**TO DO:**
Copy out each line of the data holding "description".

Records from a collection

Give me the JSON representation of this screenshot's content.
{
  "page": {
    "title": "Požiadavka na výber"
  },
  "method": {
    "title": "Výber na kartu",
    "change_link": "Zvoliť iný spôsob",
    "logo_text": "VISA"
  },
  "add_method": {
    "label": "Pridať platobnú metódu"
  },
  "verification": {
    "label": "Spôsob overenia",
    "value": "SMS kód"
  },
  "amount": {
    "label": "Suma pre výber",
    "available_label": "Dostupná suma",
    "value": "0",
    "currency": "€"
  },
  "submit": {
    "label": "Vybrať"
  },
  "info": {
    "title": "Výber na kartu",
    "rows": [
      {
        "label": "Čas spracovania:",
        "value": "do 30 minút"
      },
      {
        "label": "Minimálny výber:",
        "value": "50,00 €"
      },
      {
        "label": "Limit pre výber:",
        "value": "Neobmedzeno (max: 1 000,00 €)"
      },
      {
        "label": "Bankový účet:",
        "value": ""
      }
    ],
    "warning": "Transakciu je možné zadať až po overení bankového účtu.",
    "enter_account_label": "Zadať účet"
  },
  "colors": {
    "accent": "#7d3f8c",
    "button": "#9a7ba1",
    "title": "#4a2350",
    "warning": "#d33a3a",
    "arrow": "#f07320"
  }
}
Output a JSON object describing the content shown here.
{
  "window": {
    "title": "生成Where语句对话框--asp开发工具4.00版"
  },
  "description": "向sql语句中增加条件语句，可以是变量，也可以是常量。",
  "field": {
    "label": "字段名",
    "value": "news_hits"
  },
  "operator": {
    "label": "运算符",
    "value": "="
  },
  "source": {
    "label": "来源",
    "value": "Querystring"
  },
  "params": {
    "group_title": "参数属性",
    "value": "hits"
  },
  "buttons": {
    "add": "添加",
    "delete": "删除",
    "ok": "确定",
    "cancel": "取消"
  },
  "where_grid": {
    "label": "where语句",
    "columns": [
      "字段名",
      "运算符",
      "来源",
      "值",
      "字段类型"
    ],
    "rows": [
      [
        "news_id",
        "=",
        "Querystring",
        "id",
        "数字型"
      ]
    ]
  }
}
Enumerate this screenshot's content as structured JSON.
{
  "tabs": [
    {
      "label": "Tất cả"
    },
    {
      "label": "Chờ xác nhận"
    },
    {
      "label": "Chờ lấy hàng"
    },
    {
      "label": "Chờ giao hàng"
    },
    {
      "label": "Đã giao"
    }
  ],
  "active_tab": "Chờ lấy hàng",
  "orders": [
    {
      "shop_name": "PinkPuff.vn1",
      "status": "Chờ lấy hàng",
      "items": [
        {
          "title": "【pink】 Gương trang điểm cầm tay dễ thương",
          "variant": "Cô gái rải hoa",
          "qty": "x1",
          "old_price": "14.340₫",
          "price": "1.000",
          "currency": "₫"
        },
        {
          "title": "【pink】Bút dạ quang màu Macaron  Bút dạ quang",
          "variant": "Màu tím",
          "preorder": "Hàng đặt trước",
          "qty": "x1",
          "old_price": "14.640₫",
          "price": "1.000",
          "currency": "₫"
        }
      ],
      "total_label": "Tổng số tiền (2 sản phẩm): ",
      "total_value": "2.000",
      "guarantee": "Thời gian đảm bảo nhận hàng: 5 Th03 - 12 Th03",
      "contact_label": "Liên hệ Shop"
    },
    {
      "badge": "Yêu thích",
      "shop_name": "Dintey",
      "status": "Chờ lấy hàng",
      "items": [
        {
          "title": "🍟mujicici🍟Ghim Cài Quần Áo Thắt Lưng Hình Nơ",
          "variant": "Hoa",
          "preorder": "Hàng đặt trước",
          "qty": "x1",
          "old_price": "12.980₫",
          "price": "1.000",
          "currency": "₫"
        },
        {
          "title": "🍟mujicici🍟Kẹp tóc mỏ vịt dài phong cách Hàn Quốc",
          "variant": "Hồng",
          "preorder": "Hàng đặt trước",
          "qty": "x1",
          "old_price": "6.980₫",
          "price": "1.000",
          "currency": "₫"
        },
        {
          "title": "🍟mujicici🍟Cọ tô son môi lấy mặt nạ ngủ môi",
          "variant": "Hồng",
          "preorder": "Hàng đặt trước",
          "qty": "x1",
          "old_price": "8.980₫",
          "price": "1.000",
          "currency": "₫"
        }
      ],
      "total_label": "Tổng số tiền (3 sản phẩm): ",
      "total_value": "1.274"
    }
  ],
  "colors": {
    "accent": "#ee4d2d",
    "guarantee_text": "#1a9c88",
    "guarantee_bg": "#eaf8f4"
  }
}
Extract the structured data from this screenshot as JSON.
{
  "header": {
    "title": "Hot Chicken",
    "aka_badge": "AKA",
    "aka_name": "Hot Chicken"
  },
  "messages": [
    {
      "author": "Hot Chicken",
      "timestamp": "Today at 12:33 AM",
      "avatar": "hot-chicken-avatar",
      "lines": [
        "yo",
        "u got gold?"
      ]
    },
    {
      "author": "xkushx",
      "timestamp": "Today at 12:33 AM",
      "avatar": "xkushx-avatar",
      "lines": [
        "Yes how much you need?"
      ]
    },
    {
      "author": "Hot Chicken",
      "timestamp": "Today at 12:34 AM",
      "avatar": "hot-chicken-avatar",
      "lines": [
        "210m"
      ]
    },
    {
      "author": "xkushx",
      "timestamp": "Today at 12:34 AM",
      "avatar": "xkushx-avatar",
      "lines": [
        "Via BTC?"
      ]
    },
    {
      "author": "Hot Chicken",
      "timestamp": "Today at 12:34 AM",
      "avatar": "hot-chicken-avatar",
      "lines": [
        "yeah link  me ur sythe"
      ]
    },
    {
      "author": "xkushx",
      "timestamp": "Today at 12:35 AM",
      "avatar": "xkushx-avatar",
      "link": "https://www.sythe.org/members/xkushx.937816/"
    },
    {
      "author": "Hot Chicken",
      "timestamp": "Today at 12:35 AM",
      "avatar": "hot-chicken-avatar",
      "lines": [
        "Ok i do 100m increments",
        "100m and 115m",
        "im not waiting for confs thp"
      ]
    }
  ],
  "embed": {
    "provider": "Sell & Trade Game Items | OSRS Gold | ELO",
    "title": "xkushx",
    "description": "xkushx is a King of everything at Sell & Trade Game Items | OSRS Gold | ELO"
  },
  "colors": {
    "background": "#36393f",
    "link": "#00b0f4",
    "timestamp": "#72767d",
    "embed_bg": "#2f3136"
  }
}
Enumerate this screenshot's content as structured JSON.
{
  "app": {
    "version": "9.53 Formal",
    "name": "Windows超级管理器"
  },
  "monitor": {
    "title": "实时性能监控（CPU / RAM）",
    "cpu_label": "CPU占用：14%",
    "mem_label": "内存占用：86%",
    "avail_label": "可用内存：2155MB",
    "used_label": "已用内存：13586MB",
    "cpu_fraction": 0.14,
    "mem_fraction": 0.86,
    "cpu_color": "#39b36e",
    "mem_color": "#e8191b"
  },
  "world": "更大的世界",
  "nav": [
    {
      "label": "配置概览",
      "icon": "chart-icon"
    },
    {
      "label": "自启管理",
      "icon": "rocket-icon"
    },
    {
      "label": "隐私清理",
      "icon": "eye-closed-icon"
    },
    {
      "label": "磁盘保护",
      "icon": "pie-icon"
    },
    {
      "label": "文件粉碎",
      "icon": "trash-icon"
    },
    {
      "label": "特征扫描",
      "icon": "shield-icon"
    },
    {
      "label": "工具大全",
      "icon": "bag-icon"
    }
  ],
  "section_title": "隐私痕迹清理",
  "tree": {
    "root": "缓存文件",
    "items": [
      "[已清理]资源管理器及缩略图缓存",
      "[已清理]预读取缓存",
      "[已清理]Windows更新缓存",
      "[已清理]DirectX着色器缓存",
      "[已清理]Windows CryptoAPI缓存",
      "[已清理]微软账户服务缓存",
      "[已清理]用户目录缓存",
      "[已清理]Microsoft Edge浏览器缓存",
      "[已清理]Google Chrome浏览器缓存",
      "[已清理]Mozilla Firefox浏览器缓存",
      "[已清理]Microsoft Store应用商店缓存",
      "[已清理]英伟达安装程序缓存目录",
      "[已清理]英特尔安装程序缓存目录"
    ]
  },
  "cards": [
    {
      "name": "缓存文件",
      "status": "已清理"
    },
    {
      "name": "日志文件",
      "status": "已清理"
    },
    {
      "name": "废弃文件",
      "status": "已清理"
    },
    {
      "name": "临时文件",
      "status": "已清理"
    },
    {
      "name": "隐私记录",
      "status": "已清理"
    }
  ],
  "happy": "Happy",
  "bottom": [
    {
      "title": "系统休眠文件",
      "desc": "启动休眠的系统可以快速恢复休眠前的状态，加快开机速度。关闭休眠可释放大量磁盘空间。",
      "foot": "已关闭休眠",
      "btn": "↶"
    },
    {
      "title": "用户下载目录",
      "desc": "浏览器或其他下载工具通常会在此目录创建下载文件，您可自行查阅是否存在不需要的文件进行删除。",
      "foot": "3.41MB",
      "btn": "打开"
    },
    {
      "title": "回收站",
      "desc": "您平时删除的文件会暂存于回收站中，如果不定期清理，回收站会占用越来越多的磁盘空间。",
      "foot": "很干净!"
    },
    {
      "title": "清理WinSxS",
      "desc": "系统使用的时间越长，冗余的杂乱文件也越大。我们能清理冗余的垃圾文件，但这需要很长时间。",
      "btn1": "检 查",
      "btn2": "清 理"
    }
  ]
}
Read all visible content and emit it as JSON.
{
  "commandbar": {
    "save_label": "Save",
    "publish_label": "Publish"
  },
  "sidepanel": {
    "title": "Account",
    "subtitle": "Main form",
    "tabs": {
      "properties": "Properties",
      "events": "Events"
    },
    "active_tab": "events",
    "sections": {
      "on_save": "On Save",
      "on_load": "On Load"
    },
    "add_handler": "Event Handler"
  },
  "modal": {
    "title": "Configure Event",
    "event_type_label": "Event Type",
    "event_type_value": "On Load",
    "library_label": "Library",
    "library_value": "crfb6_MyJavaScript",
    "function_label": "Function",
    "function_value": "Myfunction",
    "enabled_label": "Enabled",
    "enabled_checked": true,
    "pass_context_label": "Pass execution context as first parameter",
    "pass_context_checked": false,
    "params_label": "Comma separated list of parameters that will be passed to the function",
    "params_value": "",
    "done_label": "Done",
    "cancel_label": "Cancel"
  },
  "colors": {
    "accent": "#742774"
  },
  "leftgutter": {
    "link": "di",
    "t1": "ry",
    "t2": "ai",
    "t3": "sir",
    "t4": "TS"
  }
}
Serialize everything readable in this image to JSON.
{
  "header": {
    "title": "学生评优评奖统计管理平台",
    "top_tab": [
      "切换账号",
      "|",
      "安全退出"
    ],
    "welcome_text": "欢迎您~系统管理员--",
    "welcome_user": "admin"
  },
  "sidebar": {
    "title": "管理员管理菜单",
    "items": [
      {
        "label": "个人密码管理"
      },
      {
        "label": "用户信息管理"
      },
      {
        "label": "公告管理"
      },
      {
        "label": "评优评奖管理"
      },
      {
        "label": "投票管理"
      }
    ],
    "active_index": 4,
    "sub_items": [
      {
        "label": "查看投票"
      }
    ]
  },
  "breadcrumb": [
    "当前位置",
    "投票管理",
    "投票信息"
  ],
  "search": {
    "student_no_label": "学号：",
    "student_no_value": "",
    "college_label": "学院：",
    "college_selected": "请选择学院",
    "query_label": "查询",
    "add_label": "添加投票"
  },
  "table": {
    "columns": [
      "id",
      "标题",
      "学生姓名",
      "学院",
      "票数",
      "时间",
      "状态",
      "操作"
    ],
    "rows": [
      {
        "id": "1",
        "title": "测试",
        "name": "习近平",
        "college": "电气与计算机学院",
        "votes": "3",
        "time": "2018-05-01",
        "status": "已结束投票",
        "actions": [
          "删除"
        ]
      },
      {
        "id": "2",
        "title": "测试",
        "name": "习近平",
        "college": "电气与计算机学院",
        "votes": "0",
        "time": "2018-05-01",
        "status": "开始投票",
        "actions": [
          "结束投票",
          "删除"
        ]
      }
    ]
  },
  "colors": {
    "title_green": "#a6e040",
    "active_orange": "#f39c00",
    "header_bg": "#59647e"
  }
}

**EXERCISE SOLUTION:**
  "description": "向sql语句中增加条件语句，可以是变量，也可以是常量。",
    "description": "xkushx is a King of everything at Sell & Trade Game Items | OSRS Gold | ELO"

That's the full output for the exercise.